Start of DATA

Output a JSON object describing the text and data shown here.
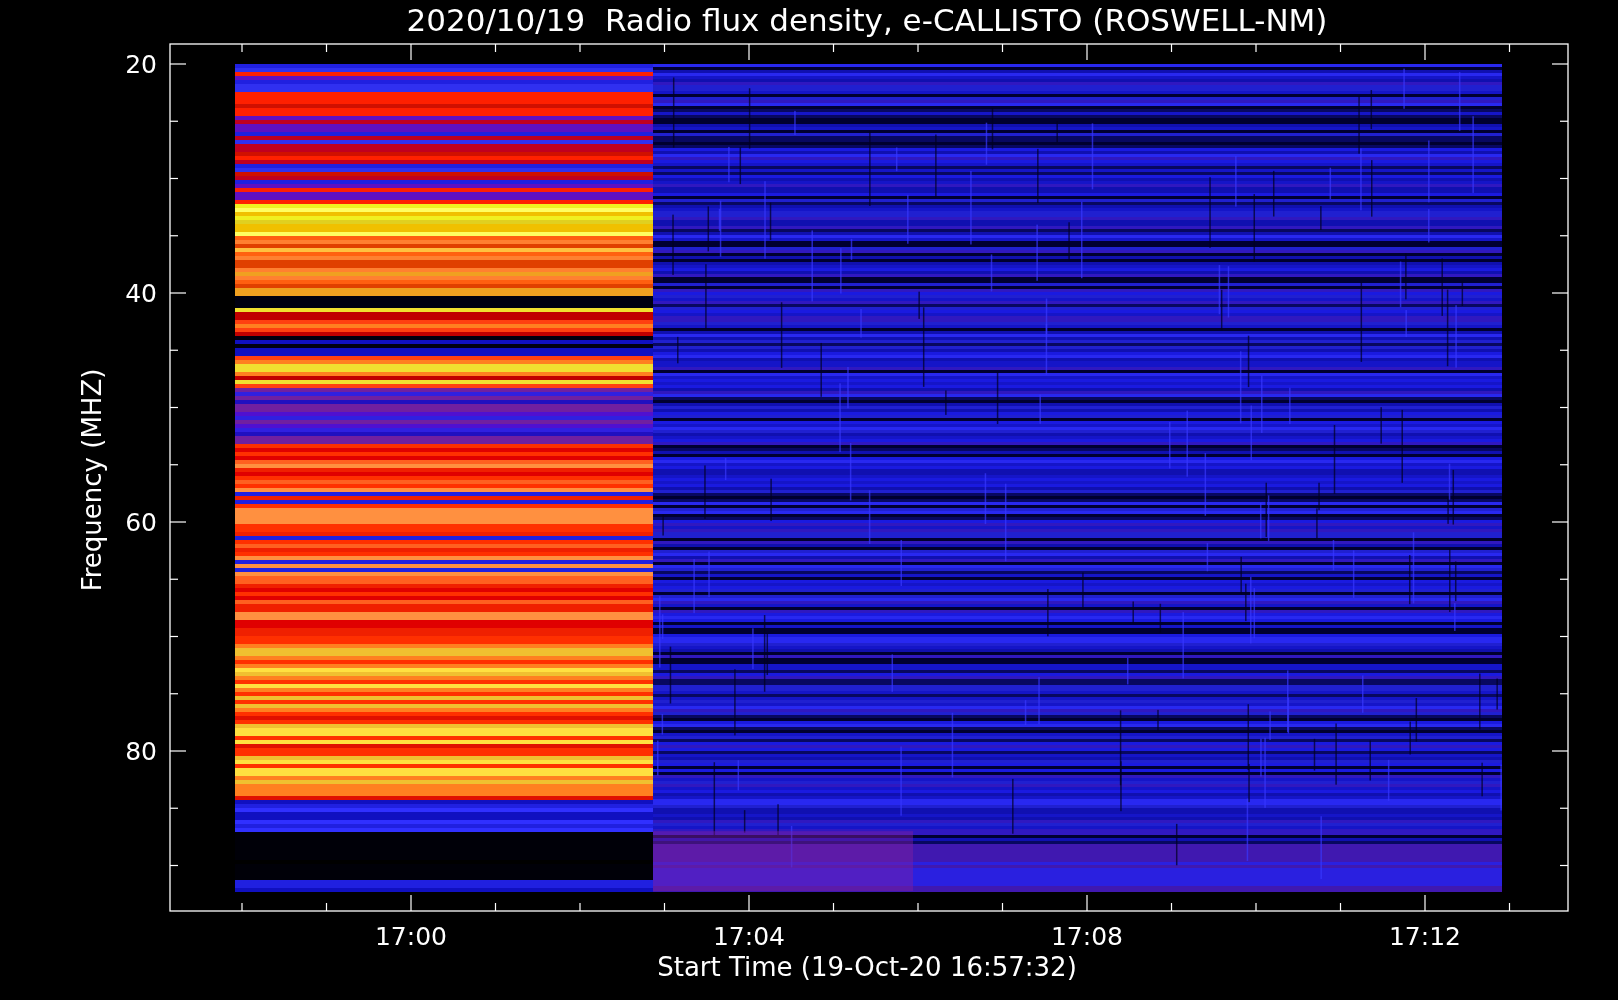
{
  "plot": {
    "title": "2020/10/19  Radio flux density, e-CALLISTO (ROSWELL-NM)",
    "y_axis_label": "Frequency (MHZ)",
    "x_axis_label": "Start Time (19-Oct-20 16:57:32)",
    "y_tick_labels": [
      "20",
      "40",
      "60",
      "80"
    ],
    "x_tick_labels": [
      "17:00",
      "17:04",
      "17:08",
      "17:12"
    ]
  }
}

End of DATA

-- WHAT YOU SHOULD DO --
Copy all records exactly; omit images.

-- RESULT OF THE EXERCISE --
Output a JSON object describing the text and data shown here.
{
  "plot": {
    "title": "2020/10/19  Radio flux density, e-CALLISTO (ROSWELL-NM)",
    "y_axis_label": "Frequency (MHZ)",
    "x_axis_label": "Start Time (19-Oct-20 16:57:32)",
    "y_tick_labels": [
      "20",
      "40",
      "60",
      "80"
    ],
    "x_tick_labels": [
      "17:00",
      "17:04",
      "17:08",
      "17:12"
    ]
  }
}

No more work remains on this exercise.